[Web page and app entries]
┄┄┄┄┄┄┄┄┄┄

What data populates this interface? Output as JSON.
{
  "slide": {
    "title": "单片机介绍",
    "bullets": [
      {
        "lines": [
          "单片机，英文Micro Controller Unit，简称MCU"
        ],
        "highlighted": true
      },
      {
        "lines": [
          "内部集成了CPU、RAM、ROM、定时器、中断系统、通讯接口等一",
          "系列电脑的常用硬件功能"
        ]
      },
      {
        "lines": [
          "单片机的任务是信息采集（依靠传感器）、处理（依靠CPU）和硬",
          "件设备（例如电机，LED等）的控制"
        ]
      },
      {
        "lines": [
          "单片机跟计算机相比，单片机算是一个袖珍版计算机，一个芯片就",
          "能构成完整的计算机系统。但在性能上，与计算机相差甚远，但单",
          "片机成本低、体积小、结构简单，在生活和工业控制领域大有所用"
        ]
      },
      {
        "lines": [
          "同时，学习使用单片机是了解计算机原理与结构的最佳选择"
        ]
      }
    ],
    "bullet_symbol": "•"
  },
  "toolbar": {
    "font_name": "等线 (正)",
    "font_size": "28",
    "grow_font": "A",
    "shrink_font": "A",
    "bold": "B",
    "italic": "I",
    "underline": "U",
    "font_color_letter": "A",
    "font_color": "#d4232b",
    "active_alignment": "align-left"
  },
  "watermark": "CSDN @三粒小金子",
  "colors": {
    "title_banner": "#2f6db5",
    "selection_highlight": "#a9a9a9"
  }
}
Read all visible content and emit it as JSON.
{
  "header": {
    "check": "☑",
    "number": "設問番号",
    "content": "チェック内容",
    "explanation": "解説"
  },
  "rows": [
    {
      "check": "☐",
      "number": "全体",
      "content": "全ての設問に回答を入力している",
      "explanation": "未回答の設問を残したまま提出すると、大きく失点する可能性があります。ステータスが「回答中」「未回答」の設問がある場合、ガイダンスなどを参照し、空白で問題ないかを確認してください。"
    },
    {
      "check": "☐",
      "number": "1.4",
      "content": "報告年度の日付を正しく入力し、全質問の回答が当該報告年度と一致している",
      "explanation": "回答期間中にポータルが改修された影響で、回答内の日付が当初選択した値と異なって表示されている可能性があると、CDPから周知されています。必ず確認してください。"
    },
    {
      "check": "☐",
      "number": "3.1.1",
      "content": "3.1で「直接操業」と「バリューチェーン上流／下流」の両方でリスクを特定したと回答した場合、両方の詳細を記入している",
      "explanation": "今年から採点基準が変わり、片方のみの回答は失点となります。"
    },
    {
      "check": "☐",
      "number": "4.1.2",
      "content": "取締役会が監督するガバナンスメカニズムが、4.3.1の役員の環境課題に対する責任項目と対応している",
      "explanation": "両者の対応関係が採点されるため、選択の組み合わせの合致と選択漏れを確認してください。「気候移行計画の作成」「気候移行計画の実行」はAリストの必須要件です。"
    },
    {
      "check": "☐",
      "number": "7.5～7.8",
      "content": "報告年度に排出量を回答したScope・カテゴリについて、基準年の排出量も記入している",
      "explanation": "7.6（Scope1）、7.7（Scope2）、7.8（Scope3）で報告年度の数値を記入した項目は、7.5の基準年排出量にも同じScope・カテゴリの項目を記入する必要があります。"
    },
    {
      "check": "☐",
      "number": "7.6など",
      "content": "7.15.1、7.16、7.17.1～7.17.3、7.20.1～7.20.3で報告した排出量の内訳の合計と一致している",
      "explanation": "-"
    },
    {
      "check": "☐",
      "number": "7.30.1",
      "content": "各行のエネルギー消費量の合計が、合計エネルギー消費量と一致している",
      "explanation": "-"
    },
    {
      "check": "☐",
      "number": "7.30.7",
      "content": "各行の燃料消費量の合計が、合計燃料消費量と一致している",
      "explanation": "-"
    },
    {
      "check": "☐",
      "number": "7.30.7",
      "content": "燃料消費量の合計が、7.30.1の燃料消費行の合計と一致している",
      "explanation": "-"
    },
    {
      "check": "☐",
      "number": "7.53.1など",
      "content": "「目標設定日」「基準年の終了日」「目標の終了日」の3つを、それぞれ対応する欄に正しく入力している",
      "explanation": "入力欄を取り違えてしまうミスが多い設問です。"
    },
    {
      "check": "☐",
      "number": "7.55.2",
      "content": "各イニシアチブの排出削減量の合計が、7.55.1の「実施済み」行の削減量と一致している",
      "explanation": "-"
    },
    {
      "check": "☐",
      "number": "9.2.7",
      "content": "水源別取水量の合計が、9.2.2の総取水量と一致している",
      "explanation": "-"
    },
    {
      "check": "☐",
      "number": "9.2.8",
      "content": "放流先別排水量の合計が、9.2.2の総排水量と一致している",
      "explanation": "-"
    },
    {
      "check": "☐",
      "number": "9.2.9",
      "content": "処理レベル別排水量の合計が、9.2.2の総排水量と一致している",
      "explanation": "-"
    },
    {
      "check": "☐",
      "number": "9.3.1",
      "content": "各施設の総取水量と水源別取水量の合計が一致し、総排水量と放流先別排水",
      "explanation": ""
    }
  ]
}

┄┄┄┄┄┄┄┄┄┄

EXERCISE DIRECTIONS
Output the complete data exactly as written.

TASK RESPONSE
What data populates this interface? Output as JSON.
{
  "slide": {
    "title": "单片机介绍",
    "bullets": [
      {
        "lines": [
          "单片机，英文Micro Controller Unit，简称MCU"
        ],
        "highlighted": true
      },
      {
        "lines": [
          "内部集成了CPU、RAM、ROM、定时器、中断系统、通讯接口等一",
          "系列电脑的常用硬件功能"
        ]
      },
      {
        "lines": [
          "单片机的任务是信息采集（依靠传感器）、处理（依靠CPU）和硬",
          "件设备（例如电机，LED等）的控制"
        ]
      },
      {
        "lines": [
          "单片机跟计算机相比，单片机算是一个袖珍版计算机，一个芯片就",
          "能构成完整的计算机系统。但在性能上，与计算机相差甚远，但单",
          "片机成本低、体积小、结构简单，在生活和工业控制领域大有所用"
        ]
      },
      {
        "lines": [
          "同时，学习使用单片机是了解计算机原理与结构的最佳选择"
        ]
      }
    ],
    "bullet_symbol": "•"
  },
  "toolbar": {
    "font_name": "等线 (正)",
    "font_size": "28",
    "grow_font": "A",
    "shrink_font": "A",
    "bold": "B",
    "italic": "I",
    "underline": "U",
    "font_color_letter": "A",
    "font_color": "#d4232b",
    "active_alignment": "align-left"
  },
  "watermark": "CSDN @三粒小金子",
  "colors": {
    "title_banner": "#2f6db5",
    "selection_highlight": "#a9a9a9"
  }
}
Read all visible content and emit it as JSON.
{
  "header": {
    "check": "☑",
    "number": "設問番号",
    "content": "チェック内容",
    "explanation": "解説"
  },
  "rows": [
    {
      "check": "☐",
      "number": "全体",
      "content": "全ての設問に回答を入力している",
      "explanation": "未回答の設問を残したまま提出すると、大きく失点する可能性があります。ステータスが「回答中」「未回答」の設問がある場合、ガイダンスなどを参照し、空白で問題ないかを確認してください。"
    },
    {
      "check": "☐",
      "number": "1.4",
      "content": "報告年度の日付を正しく入力し、全質問の回答が当該報告年度と一致している",
      "explanation": "回答期間中にポータルが改修された影響で、回答内の日付が当初選択した値と異なって表示されている可能性があると、CDPから周知されています。必ず確認してください。"
    },
    {
      "check": "☐",
      "number": "3.1.1",
      "content": "3.1で「直接操業」と「バリューチェーン上流／下流」の両方でリスクを特定したと回答した場合、両方の詳細を記入している",
      "explanation": "今年から採点基準が変わり、片方のみの回答は失点となります。"
    },
    {
      "check": "☐",
      "number": "4.1.2",
      "content": "取締役会が監督するガバナンスメカニズムが、4.3.1の役員の環境課題に対する責任項目と対応している",
      "explanation": "両者の対応関係が採点されるため、選択の組み合わせの合致と選択漏れを確認してください。「気候移行計画の作成」「気候移行計画の実行」はAリストの必須要件です。"
    },
    {
      "check": "☐",
      "number": "7.5～7.8",
      "content": "報告年度に排出量を回答したScope・カテゴリについて、基準年の排出量も記入している",
      "explanation": "7.6（Scope1）、7.7（Scope2）、7.8（Scope3）で報告年度の数値を記入した項目は、7.5の基準年排出量にも同じScope・カテゴリの項目を記入する必要があります。"
    },
    {
      "check": "☐",
      "number": "7.6など",
      "content": "7.15.1、7.16、7.17.1～7.17.3、7.20.1～7.20.3で報告した排出量の内訳の合計と一致している",
      "explanation": "-"
    },
    {
      "check": "☐",
      "number": "7.30.1",
      "content": "各行のエネルギー消費量の合計が、合計エネルギー消費量と一致している",
      "explanation": "-"
    },
    {
      "check": "☐",
      "number": "7.30.7",
      "content": "各行の燃料消費量の合計が、合計燃料消費量と一致している",
      "explanation": "-"
    },
    {
      "check": "☐",
      "number": "7.30.7",
      "content": "燃料消費量の合計が、7.30.1の燃料消費行の合計と一致している",
      "explanation": "-"
    },
    {
      "check": "☐",
      "number": "7.53.1など",
      "content": "「目標設定日」「基準年の終了日」「目標の終了日」の3つを、それぞれ対応する欄に正しく入力している",
      "explanation": "入力欄を取り違えてしまうミスが多い設問です。"
    },
    {
      "check": "☐",
      "number": "7.55.2",
      "content": "各イニシアチブの排出削減量の合計が、7.55.1の「実施済み」行の削減量と一致している",
      "explanation": "-"
    },
    {
      "check": "☐",
      "number": "9.2.7",
      "content": "水源別取水量の合計が、9.2.2の総取水量と一致している",
      "explanation": "-"
    },
    {
      "check": "☐",
      "number": "9.2.8",
      "content": "放流先別排水量の合計が、9.2.2の総排水量と一致している",
      "explanation": "-"
    },
    {
      "check": "☐",
      "number": "9.2.9",
      "content": "処理レベル別排水量の合計が、9.2.2の総排水量と一致している",
      "explanation": "-"
    },
    {
      "check": "☐",
      "number": "9.3.1",
      "content": "各施設の総取水量と水源別取水量の合計が一致し、総排水量と放流先別排水",
      "explanation": ""
    }
  ]
}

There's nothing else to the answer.